The Ministry of Agriculture, Forestry and Fisheries has called on microfinance institutions (MFIs) to assess investment feasibility for the agriculture sector through low-interest lending, thus promoting financing in the production chain. This comes as MFIs emphasise the need for enhanced support for agricultural credit.

During his recent meeting with the Cambodia Microfinance Association (CMA) leadership, agriculture minister Dith Tina underscored the importance of MFIs in supporting farmers and spurring the growth of the country’s agricultural sector, which he said is vital to fortify the national economy.
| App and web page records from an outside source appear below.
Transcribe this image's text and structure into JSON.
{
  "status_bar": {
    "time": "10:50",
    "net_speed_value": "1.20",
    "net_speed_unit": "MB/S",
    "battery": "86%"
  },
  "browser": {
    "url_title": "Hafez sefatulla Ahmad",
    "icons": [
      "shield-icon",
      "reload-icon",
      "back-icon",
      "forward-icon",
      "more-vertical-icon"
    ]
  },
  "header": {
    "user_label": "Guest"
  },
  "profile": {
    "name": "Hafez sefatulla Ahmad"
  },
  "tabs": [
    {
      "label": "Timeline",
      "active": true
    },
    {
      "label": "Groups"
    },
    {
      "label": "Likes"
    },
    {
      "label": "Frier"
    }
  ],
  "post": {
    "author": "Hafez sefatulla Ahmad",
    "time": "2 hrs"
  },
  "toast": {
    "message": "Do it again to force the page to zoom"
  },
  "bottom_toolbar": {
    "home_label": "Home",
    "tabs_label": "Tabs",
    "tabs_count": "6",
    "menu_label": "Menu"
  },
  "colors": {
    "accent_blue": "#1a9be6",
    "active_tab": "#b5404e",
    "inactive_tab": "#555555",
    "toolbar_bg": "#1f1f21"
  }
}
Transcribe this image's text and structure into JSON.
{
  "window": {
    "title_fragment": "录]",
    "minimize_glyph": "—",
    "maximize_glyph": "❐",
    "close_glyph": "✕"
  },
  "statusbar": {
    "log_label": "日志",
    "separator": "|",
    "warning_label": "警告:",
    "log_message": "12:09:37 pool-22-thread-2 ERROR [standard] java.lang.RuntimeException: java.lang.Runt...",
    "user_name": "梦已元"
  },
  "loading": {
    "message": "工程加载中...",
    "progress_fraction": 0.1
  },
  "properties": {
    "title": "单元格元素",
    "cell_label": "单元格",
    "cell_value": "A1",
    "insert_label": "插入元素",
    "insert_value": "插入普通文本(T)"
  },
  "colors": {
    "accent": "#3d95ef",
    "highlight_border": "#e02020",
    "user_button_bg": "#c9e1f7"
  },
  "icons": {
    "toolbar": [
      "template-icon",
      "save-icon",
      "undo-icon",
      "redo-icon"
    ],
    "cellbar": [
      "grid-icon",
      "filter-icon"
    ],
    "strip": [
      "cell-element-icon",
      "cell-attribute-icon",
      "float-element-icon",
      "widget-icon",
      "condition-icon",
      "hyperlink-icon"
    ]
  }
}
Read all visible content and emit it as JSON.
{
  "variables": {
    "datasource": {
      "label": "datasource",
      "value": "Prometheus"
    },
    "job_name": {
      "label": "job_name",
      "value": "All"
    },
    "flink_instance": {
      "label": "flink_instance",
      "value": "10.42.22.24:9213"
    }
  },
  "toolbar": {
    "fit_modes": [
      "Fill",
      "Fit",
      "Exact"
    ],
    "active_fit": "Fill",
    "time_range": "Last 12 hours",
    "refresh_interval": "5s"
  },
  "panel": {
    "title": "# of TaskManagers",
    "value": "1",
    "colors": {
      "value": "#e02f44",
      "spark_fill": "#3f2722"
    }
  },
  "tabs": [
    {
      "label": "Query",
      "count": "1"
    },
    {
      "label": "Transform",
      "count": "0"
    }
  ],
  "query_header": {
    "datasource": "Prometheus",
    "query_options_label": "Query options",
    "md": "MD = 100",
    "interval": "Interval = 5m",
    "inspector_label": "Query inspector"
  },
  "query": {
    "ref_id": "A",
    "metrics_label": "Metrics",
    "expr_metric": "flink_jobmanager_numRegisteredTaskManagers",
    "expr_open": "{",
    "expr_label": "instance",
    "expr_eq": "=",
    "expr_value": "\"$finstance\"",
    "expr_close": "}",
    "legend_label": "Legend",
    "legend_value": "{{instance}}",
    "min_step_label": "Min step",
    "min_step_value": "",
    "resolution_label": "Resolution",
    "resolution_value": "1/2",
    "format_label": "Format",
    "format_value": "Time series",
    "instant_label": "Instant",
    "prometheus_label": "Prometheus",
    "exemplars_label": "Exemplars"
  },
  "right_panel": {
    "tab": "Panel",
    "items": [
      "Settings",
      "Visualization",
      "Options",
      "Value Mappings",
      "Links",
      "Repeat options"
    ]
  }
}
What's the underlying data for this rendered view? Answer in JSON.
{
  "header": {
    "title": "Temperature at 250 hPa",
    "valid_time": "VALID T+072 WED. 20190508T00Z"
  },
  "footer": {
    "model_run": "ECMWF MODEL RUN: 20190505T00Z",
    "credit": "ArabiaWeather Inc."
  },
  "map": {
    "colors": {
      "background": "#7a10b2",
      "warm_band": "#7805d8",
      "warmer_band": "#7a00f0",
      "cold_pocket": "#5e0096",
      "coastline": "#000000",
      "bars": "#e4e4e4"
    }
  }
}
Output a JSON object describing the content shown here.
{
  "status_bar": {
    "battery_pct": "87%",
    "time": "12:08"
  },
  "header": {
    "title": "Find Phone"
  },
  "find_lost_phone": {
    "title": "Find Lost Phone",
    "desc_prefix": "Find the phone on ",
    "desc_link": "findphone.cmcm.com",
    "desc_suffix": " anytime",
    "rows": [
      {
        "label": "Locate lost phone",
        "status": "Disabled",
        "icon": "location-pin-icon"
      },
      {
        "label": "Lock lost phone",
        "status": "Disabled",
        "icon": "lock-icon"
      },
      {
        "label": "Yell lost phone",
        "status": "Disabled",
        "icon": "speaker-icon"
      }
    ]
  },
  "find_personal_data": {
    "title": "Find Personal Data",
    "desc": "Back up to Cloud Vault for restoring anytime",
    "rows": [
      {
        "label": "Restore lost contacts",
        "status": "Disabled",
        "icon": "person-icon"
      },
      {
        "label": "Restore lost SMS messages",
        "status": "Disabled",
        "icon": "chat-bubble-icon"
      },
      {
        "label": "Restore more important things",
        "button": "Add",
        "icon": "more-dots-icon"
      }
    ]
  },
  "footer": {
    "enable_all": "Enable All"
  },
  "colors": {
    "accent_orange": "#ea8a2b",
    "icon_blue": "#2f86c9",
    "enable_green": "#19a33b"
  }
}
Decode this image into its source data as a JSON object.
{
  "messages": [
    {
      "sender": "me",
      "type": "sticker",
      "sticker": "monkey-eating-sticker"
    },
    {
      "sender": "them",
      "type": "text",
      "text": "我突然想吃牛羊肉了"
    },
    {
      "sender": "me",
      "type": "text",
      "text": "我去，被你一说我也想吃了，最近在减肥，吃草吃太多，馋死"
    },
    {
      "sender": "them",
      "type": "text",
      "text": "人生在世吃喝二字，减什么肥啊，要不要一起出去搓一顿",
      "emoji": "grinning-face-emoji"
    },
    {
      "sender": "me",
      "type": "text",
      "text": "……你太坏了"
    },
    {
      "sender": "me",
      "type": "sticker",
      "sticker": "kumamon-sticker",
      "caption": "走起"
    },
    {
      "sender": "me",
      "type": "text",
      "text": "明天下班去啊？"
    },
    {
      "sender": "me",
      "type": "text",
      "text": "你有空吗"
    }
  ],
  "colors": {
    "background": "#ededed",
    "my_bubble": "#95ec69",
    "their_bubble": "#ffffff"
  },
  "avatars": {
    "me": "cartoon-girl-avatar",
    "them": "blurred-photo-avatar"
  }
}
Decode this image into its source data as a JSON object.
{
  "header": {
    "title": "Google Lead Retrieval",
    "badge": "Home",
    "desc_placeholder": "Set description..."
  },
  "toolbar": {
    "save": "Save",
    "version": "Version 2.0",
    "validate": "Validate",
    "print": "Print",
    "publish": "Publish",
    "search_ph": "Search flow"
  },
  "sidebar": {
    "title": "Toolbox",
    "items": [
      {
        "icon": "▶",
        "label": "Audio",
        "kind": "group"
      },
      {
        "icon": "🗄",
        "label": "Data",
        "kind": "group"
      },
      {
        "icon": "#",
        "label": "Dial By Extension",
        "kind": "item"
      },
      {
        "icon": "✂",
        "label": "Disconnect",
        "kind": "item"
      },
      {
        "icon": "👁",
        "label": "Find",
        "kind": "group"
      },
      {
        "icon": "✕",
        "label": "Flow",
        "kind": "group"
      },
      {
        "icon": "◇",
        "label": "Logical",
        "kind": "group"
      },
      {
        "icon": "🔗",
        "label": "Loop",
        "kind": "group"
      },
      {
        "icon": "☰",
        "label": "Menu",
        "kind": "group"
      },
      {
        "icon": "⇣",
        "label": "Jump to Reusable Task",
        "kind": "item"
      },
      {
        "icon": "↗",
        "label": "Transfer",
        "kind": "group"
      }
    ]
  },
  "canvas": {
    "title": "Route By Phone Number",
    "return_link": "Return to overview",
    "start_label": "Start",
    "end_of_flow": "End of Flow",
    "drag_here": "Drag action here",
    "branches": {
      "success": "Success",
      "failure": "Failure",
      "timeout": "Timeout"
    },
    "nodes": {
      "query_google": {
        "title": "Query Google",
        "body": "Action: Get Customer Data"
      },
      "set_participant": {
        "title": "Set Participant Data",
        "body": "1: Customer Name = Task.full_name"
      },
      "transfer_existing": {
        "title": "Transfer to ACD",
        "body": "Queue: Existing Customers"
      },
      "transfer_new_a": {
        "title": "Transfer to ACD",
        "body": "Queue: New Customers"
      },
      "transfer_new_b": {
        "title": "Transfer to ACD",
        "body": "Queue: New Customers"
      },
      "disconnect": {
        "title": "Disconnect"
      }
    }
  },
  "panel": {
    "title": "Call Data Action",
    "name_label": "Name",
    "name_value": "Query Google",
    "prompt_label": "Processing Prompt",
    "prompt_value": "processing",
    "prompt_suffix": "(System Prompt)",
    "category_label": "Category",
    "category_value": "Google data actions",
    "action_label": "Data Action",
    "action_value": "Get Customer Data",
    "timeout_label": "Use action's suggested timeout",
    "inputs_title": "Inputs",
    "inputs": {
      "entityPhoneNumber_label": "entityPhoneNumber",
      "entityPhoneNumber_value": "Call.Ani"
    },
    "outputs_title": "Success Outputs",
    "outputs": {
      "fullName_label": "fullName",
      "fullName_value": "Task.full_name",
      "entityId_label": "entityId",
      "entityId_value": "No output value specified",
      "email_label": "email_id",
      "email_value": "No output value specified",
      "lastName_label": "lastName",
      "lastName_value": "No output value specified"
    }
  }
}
He said that under the seventh mandate, the ministry has rolled out a new agricultural community policy, complete with ample resources, capital, management plans and targeted markets.

“MFIs can examine investment opportunities through low-interest loans, facilitating expenditures in the production chain and providing benefits to both institutions and farmers,” he was cited as saying at the October 20 meeting.

Both parties pledged to strengthen their collaboration by sharing agricultural and market data, fostering agricultural insurance and disseminating relevant information to farmers.

CMA spokesperson Kaing Tongngy said on October 24 that agriculture remains a core sector that MFIs consistently prioritise, noting that loans dedicated to this sector make up roughly 18% of the total. He said the other top two categories were household and retail business loans, respectively.

He added that the CMA presented a progress report at the meeting, to detail prior support from MFIs and solicit additional backing from the ministry for initiatives that align with the government’s efforts to develop the agricultural sector.

“We continue to push for agricultural credit since it’s not just a strategic and priority sector for Cambodia but also instrumental in bolstering the local economy, augmenting people’s earnings and curtailing rural impoverishment,” he said.

However, Tongngy cautioned that in normal context, agricultural loans inherently carry higher risks compared to other sectors, particularly when misused. He explained that MFIs always conduct comprehensive evaluations to ensure feasibility before sanctioning any loan.

Data from the National Bank of Cambodia (NBC) shows that by the first half of 2023, MFIs had granted loans amounting to $9.7 billion, marking a growth of 14.8%. This is slightly lower than the same period’s growth in the previous year, which stood at 16.2%.

The sectors witnessing the most rapid expansion included manufacturing at 30.8%, households at 18.4%, trade and commerce at 15%, construction at 14%, with agriculture trailing at 13.2%, according to the central bank.